Your goal:
In the records, find every line with the word "Configuration" and copy it out.

Exercise data START

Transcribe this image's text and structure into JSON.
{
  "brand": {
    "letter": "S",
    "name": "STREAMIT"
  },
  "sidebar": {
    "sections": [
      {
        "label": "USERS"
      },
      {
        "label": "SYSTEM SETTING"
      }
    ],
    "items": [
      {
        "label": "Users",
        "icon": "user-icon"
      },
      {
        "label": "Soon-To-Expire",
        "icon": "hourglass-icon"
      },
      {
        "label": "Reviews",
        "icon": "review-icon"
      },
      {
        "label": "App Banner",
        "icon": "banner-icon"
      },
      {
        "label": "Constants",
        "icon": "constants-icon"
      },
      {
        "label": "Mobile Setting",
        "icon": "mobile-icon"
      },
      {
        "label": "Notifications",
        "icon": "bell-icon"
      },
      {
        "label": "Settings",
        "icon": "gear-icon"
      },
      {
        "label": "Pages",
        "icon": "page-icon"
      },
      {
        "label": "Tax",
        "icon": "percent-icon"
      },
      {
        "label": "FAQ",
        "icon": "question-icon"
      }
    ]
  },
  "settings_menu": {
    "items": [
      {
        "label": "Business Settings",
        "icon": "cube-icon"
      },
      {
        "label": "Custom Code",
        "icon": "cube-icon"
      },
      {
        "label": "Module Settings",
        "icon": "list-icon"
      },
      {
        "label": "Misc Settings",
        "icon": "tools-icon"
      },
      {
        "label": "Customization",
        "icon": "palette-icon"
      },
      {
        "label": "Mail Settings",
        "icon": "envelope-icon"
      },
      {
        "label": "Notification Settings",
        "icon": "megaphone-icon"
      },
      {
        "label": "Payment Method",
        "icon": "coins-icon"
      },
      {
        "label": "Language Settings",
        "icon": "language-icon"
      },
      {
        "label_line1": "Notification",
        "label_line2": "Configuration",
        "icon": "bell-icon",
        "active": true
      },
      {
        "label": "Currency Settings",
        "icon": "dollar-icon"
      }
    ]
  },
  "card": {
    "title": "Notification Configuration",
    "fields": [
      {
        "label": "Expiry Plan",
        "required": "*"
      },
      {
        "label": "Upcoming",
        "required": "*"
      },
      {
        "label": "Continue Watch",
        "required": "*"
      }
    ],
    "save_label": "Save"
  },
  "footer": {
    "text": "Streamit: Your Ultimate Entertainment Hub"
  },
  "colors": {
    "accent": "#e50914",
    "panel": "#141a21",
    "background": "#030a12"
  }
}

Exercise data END

Response area:
        "label_line2": "Configuration",
    "title": "Notification Configuration",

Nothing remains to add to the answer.